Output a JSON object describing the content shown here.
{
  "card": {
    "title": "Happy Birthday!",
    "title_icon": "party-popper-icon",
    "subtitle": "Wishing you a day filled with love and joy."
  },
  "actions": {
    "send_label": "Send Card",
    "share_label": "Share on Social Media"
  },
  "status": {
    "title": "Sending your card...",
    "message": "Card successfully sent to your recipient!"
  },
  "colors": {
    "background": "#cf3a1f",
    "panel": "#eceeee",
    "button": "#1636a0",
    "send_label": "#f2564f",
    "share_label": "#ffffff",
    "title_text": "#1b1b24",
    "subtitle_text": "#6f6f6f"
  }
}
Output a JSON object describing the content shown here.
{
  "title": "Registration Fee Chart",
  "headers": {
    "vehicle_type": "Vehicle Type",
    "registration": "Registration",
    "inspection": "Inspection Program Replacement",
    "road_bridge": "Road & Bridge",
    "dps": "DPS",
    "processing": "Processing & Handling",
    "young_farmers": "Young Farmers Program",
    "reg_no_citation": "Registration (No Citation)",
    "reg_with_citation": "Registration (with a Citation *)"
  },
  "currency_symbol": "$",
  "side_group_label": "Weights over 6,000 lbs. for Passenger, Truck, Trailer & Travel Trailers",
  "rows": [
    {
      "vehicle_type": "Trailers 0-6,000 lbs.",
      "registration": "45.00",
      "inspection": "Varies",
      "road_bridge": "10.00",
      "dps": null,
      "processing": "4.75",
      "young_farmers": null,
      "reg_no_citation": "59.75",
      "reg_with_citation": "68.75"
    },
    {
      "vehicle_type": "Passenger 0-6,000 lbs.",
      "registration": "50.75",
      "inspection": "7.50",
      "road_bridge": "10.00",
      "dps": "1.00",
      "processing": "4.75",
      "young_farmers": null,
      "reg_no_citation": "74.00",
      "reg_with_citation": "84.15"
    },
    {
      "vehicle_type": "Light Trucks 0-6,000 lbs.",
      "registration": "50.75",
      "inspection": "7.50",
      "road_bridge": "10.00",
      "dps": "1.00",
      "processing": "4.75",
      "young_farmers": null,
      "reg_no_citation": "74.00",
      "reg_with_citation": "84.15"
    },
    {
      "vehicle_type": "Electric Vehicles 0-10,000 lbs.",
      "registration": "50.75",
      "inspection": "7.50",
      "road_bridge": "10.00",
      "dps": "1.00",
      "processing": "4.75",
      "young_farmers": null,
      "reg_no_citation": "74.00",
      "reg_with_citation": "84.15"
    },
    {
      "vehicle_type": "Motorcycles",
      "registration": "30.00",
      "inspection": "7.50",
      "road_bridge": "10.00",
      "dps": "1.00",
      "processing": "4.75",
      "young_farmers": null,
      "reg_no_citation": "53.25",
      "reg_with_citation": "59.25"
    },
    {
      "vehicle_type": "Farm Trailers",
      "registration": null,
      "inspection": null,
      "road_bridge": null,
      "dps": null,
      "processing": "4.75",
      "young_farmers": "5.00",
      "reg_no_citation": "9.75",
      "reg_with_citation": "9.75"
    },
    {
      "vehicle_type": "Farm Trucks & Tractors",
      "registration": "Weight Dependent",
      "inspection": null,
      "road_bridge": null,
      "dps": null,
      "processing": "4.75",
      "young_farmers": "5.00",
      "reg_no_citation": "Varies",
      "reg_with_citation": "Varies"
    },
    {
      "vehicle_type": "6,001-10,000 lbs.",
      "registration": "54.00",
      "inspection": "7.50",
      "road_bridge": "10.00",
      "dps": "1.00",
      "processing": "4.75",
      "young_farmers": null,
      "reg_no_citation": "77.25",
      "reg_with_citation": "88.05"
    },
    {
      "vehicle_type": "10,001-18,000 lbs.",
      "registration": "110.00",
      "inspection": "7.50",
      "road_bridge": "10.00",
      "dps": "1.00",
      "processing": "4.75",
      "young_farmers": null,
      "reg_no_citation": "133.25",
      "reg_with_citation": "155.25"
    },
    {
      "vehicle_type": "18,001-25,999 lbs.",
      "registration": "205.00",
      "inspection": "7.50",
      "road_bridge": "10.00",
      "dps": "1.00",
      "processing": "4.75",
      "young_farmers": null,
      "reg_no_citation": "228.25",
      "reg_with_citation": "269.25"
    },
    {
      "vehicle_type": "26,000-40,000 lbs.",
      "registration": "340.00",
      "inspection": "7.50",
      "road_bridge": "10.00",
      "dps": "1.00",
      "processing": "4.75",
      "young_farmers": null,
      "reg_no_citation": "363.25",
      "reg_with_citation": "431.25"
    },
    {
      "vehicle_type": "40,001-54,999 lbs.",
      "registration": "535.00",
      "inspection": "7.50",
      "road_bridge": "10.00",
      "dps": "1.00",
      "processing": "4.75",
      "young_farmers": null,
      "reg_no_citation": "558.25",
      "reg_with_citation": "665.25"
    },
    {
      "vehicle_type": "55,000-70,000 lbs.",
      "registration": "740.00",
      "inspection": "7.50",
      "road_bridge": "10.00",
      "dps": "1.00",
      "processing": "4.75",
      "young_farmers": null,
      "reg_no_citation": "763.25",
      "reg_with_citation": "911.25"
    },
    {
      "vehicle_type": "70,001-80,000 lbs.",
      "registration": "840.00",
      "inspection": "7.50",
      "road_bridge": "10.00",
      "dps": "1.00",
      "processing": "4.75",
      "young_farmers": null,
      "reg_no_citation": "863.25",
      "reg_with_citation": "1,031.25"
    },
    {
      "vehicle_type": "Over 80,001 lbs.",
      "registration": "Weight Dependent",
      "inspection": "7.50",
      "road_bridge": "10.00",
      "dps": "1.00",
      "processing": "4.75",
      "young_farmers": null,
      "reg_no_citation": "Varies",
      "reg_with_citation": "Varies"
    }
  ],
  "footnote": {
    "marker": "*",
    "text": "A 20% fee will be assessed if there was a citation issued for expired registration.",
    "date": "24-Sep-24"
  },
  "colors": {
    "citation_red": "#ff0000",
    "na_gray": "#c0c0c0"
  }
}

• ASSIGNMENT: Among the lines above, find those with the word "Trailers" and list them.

• RESPONSE TO THIS EXERCISE:
  "side_group_label": "Weights over 6,000 lbs. for Passenger, Truck, Trailer & Travel Trailers",
      "vehicle_type": "Trailers 0-6,000 lbs.",
      "vehicle_type": "Farm Trailers",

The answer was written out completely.